Your instructions —
Show each line in the listing below that contains the word "title".

Supplied entries —
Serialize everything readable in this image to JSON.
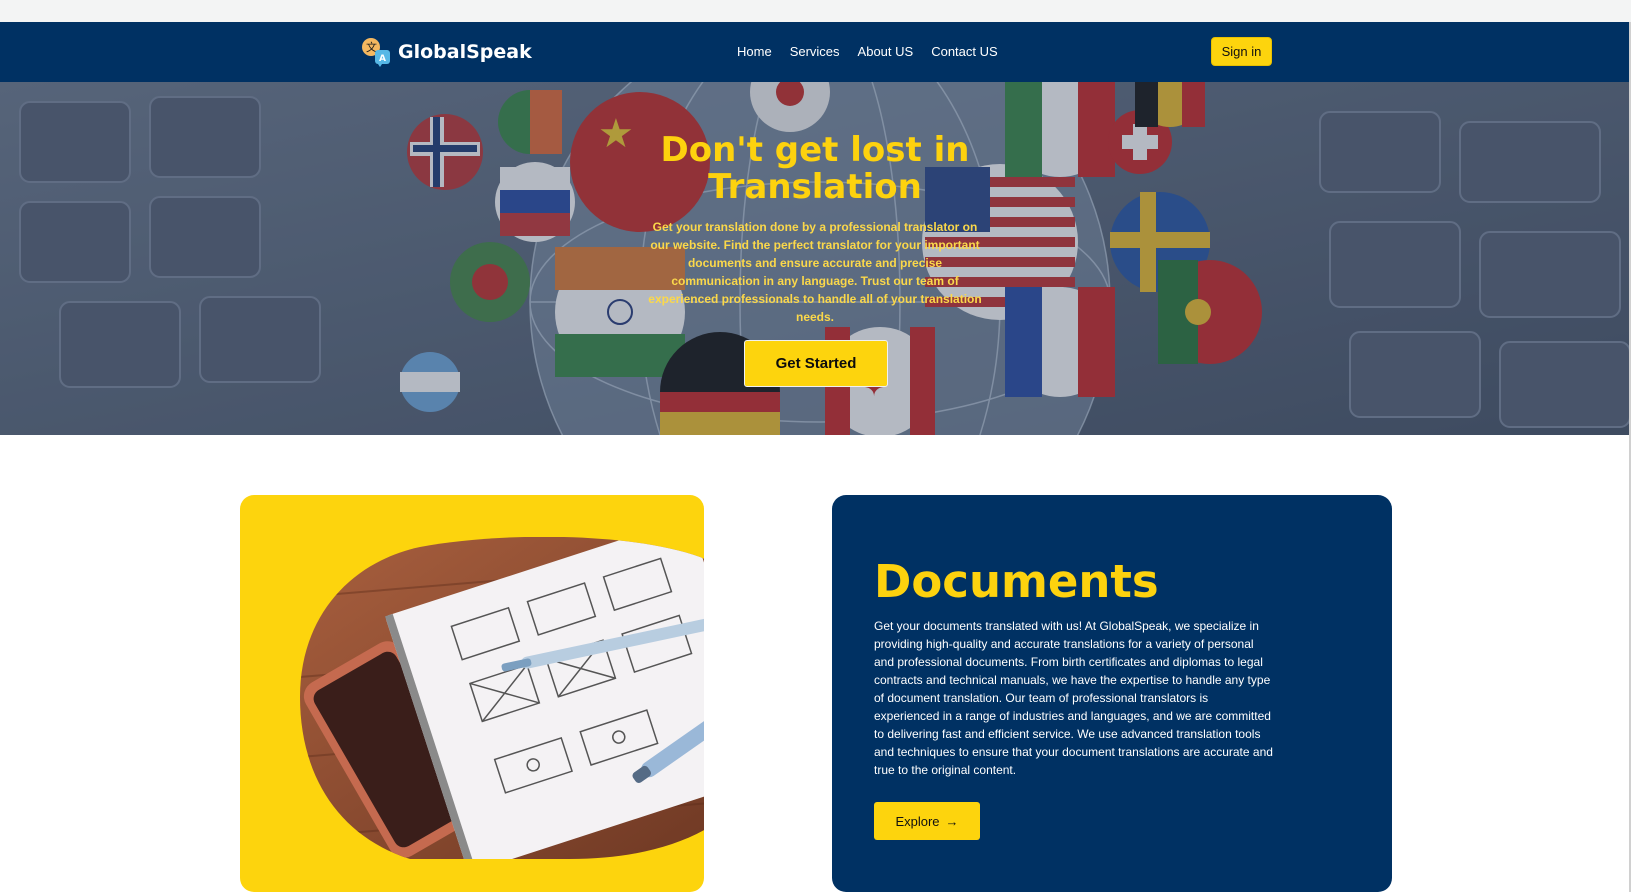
{
  "nav": {
    "brand": "GlobalSpeak",
    "links": [
      "Home",
      "Services",
      "About US",
      "Contact US"
    ],
    "signin_label": "Sign in"
  },
  "hero": {
    "title": "Don't get lost in Translation",
    "text": "Get your translation done by a professional translator on our website. Find the perfect translator for your important documents and ensure accurate and precise communication in any language. Trust our team of experienced professionals to handle all of your translation needs.",
    "button_label": "Get Started"
  },
  "documents": {
    "title": "Documents",
    "text": "Get your documents translated with us! At GlobalSpeak, we specialize in providing high-quality and accurate translations for a variety of personal and professional documents. From birth certificates and diplomas to legal contracts and technical manuals, we have the expertise to handle any type of document translation. Our team of professional translators is experienced in a range of industries and languages, and we are committed to delivering fast and efficient service. We use advanced translation tools and techniques to ensure that your document translations are accurate and true to the original content.",
    "button_label": "Explore",
    "button_icon": "→"
  },
  "colors": {
    "navy": "#003163",
    "yellow": "#fdd40d"
  }
}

Solved problem —
    "title": "Don't get lost in Translation",
    "title": "Documents",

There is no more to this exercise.